Ofcom will be the online safety regulator and is required to prepare codes of practice to assist providers in complying with their duties of care.
The OSB will apply to 'user-to-user' services and to search engines. User-to-user services are those that do one or both of the following:
We have not been provided with any definition of 'user', but the following are identified as not users/falling outside the OSB:
In December 2021, the joint committee published a report recommending major changes to the draft OSB, including additional responsibilities for Ofcom, requiring service providers to conduct internal risk assessments and create an 'online safety policy', to which users must agree.
If accepted, these recommendations will be incorporated into the OSB before it makes its way to legislation.
The aim of the proposed legislation is to reach a balance between internet safety and the right to freedom of expression and privacy. As it currently stands, many unanswered questions remain not only in context of this tension but also arising from the various gaps in the bill. What is clear is that OSB potentially has wide-ranging application.
Universities with an online presence will need to scrutinise the online content and services they provide and consider the adoption of a proactive online safety policy, and put in place a process for ongoing risk assessments.

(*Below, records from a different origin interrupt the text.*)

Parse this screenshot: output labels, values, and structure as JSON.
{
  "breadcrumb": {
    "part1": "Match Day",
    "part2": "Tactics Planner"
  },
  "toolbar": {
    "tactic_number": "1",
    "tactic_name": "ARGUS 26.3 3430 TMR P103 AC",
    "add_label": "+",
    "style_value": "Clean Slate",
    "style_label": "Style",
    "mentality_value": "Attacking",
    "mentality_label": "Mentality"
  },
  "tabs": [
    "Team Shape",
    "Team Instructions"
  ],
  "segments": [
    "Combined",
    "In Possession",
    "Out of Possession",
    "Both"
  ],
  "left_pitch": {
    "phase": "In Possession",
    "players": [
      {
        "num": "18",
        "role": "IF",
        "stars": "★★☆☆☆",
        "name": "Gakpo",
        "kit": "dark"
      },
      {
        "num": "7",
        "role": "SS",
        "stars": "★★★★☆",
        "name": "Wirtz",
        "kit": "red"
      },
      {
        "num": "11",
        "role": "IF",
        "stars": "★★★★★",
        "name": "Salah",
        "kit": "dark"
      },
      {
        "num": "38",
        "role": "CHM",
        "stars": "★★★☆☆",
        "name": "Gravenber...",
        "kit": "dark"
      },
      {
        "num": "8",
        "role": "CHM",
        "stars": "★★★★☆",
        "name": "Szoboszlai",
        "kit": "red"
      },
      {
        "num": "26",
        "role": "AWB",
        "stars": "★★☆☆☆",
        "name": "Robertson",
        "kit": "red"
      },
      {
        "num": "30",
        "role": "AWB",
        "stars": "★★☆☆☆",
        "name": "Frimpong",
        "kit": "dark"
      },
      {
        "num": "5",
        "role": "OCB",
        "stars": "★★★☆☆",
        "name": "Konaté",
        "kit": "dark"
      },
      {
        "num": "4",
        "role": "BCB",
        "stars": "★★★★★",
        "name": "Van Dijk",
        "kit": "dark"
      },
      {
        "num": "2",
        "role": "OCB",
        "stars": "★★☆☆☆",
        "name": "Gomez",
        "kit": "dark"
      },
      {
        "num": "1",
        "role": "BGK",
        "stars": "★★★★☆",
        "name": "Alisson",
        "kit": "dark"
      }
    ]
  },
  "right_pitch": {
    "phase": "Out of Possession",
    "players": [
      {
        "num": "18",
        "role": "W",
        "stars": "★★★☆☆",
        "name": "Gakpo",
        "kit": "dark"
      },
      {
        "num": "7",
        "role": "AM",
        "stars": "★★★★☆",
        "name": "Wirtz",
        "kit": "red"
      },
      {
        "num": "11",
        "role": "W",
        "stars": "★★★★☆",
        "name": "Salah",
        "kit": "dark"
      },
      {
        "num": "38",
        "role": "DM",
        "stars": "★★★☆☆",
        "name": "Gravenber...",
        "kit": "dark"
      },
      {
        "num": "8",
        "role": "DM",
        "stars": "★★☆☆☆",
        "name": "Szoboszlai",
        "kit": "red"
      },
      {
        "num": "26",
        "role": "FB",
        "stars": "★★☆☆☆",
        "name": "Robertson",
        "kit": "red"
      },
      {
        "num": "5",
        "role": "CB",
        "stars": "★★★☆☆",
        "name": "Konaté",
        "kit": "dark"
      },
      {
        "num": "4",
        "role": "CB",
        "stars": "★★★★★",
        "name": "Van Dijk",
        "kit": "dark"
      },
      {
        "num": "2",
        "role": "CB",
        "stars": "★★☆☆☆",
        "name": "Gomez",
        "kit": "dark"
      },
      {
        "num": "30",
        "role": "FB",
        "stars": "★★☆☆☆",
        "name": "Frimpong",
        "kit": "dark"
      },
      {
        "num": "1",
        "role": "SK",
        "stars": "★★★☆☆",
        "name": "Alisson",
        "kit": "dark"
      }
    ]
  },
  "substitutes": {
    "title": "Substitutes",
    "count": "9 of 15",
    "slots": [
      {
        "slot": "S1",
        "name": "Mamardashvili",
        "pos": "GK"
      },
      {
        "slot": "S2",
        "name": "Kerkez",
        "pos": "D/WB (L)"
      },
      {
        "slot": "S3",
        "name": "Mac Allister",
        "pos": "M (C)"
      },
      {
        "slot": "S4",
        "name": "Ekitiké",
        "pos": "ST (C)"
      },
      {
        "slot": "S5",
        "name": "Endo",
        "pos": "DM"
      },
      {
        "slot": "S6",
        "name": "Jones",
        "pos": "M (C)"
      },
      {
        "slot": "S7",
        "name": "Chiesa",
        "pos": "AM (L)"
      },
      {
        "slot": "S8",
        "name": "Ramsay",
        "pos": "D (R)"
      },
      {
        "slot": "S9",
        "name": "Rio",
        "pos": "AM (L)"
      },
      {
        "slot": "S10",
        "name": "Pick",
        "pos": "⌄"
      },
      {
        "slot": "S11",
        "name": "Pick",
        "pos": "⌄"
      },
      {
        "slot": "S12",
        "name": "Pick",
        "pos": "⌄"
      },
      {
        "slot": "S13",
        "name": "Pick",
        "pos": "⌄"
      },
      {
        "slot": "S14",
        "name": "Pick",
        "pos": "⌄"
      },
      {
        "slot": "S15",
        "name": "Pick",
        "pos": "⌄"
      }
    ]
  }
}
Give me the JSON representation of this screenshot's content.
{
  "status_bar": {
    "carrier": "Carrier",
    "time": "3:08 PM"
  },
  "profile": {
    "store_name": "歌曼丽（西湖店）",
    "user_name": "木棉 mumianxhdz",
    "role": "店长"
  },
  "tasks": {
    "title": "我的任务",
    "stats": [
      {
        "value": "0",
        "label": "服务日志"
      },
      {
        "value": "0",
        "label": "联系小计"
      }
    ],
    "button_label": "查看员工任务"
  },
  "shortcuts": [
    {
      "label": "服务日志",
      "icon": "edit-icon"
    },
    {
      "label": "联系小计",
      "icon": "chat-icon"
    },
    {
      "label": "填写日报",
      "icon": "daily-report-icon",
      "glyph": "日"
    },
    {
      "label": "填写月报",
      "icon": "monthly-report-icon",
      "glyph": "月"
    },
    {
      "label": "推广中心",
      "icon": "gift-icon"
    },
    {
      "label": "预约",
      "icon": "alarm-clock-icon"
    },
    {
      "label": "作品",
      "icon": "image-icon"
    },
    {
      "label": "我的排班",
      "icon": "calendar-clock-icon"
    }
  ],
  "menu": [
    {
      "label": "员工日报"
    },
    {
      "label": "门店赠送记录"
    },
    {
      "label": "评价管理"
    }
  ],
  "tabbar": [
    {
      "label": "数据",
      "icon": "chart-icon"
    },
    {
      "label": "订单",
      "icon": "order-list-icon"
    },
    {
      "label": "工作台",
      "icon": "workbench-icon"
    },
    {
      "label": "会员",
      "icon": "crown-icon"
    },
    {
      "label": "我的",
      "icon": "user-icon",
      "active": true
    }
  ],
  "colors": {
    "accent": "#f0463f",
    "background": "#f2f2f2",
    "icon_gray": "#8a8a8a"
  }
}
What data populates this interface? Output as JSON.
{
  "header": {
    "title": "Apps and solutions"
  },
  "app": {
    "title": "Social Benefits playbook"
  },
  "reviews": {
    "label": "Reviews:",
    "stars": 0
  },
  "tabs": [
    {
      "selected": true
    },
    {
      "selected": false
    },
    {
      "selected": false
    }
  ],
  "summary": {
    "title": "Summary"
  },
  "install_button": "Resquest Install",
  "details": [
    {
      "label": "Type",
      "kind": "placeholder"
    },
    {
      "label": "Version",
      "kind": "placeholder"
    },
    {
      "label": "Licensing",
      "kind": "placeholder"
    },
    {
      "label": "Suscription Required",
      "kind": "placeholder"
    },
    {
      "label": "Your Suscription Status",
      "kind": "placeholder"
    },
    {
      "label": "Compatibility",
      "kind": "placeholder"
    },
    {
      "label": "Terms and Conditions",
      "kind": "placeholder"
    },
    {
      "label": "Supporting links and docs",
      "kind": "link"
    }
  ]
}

A version of this article first appeared in University Business on 27 January 2022.